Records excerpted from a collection
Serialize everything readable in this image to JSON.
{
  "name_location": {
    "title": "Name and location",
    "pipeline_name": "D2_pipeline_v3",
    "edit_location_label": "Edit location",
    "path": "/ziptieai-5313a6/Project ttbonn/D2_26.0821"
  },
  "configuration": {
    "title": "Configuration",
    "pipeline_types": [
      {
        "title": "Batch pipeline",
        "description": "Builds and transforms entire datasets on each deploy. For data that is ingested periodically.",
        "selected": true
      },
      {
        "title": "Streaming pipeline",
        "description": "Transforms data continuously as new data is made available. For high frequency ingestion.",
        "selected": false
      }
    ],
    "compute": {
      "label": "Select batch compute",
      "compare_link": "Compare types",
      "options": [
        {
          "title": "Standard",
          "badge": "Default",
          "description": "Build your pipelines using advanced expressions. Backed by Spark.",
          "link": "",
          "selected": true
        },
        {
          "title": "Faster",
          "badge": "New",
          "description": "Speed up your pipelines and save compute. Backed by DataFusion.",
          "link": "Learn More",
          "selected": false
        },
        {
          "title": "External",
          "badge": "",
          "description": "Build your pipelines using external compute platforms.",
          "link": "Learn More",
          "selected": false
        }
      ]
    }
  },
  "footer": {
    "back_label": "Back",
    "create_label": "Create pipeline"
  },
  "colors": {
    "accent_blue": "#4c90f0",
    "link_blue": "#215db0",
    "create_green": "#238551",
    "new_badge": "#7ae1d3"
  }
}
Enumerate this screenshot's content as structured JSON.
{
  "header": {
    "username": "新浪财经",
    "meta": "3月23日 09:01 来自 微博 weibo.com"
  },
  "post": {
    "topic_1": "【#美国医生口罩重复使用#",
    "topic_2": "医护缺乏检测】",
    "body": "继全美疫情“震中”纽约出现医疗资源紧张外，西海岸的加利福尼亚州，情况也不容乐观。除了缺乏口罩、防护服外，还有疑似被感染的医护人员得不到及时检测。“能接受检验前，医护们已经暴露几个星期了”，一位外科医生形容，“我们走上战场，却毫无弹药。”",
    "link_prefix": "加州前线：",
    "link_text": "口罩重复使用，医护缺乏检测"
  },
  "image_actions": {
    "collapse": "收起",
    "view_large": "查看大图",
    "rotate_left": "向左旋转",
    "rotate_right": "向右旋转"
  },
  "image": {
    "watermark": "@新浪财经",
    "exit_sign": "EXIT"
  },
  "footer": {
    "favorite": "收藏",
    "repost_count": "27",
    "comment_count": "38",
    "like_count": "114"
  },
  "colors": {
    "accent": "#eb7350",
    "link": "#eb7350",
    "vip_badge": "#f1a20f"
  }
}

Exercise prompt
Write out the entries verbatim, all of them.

Task solution
Serialize everything readable in this image to JSON.
{
  "name_location": {
    "title": "Name and location",
    "pipeline_name": "D2_pipeline_v3",
    "edit_location_label": "Edit location",
    "path": "/ziptieai-5313a6/Project ttbonn/D2_26.0821"
  },
  "configuration": {
    "title": "Configuration",
    "pipeline_types": [
      {
        "title": "Batch pipeline",
        "description": "Builds and transforms entire datasets on each deploy. For data that is ingested periodically.",
        "selected": true
      },
      {
        "title": "Streaming pipeline",
        "description": "Transforms data continuously as new data is made available. For high frequency ingestion.",
        "selected": false
      }
    ],
    "compute": {
      "label": "Select batch compute",
      "compare_link": "Compare types",
      "options": [
        {
          "title": "Standard",
          "badge": "Default",
          "description": "Build your pipelines using advanced expressions. Backed by Spark.",
          "link": "",
          "selected": true
        },
        {
          "title": "Faster",
          "badge": "New",
          "description": "Speed up your pipelines and save compute. Backed by DataFusion.",
          "link": "Learn More",
          "selected": false
        },
        {
          "title": "External",
          "badge": "",
          "description": "Build your pipelines using external compute platforms.",
          "link": "Learn More",
          "selected": false
        }
      ]
    }
  },
  "footer": {
    "back_label": "Back",
    "create_label": "Create pipeline"
  },
  "colors": {
    "accent_blue": "#4c90f0",
    "link_blue": "#215db0",
    "create_green": "#238551",
    "new_badge": "#7ae1d3"
  }
}
Enumerate this screenshot's content as structured JSON.
{
  "header": {
    "username": "新浪财经",
    "meta": "3月23日 09:01 来自 微博 weibo.com"
  },
  "post": {
    "topic_1": "【#美国医生口罩重复使用#",
    "topic_2": "医护缺乏检测】",
    "body": "继全美疫情“震中”纽约出现医疗资源紧张外，西海岸的加利福尼亚州，情况也不容乐观。除了缺乏口罩、防护服外，还有疑似被感染的医护人员得不到及时检测。“能接受检验前，医护们已经暴露几个星期了”，一位外科医生形容，“我们走上战场，却毫无弹药。”",
    "link_prefix": "加州前线：",
    "link_text": "口罩重复使用，医护缺乏检测"
  },
  "image_actions": {
    "collapse": "收起",
    "view_large": "查看大图",
    "rotate_left": "向左旋转",
    "rotate_right": "向右旋转"
  },
  "image": {
    "watermark": "@新浪财经",
    "exit_sign": "EXIT"
  },
  "footer": {
    "favorite": "收藏",
    "repost_count": "27",
    "comment_count": "38",
    "like_count": "114"
  },
  "colors": {
    "accent": "#eb7350",
    "link": "#eb7350",
    "vip_badge": "#f1a20f"
  }
}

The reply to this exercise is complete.